**What is expected:** Extract every line of the material that holds the string "JSON".

*** Entries shown ***

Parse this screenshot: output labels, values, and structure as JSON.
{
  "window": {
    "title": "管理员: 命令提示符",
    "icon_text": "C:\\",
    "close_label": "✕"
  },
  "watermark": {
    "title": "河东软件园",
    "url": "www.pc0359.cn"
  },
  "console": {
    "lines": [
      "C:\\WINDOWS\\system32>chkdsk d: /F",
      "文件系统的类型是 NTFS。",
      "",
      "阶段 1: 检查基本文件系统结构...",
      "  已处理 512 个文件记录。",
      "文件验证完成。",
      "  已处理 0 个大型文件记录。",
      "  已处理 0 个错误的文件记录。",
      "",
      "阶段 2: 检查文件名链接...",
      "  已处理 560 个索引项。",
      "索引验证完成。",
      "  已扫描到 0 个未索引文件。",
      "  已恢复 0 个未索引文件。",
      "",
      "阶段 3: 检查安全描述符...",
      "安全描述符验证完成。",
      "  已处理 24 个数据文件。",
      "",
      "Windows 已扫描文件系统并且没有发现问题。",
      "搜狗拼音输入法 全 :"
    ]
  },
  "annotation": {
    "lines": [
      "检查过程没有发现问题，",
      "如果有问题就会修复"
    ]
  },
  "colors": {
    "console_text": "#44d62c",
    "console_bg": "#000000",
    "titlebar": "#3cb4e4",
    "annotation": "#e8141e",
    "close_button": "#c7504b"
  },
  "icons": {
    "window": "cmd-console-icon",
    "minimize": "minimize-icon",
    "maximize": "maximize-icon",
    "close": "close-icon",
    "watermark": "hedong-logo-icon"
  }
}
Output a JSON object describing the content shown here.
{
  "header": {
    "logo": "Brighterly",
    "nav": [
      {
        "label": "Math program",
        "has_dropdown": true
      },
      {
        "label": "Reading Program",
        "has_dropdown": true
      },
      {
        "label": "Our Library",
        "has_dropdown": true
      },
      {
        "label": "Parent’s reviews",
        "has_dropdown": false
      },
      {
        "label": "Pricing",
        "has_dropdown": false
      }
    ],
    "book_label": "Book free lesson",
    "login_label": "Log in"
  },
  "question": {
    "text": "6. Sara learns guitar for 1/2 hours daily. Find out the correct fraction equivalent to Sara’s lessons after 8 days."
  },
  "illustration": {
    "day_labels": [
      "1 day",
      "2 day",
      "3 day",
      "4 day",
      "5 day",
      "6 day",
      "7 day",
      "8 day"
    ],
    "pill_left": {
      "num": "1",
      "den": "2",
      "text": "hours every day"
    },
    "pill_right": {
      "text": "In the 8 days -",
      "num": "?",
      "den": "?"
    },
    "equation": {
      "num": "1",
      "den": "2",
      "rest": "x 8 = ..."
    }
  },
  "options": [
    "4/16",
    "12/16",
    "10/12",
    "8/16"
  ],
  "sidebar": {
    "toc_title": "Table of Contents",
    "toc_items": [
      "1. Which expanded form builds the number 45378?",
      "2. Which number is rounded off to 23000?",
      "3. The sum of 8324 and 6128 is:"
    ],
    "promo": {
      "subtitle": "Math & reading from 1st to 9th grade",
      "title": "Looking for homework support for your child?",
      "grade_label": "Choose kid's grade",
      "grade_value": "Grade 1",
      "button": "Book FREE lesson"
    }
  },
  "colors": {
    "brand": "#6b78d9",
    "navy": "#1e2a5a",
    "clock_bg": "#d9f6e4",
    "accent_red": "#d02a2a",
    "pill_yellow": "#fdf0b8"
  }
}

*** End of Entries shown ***

**Exercise answer:**
Parse this screenshot: output labels, values, and structure as JSON.
Output a JSON object describing the content shown here.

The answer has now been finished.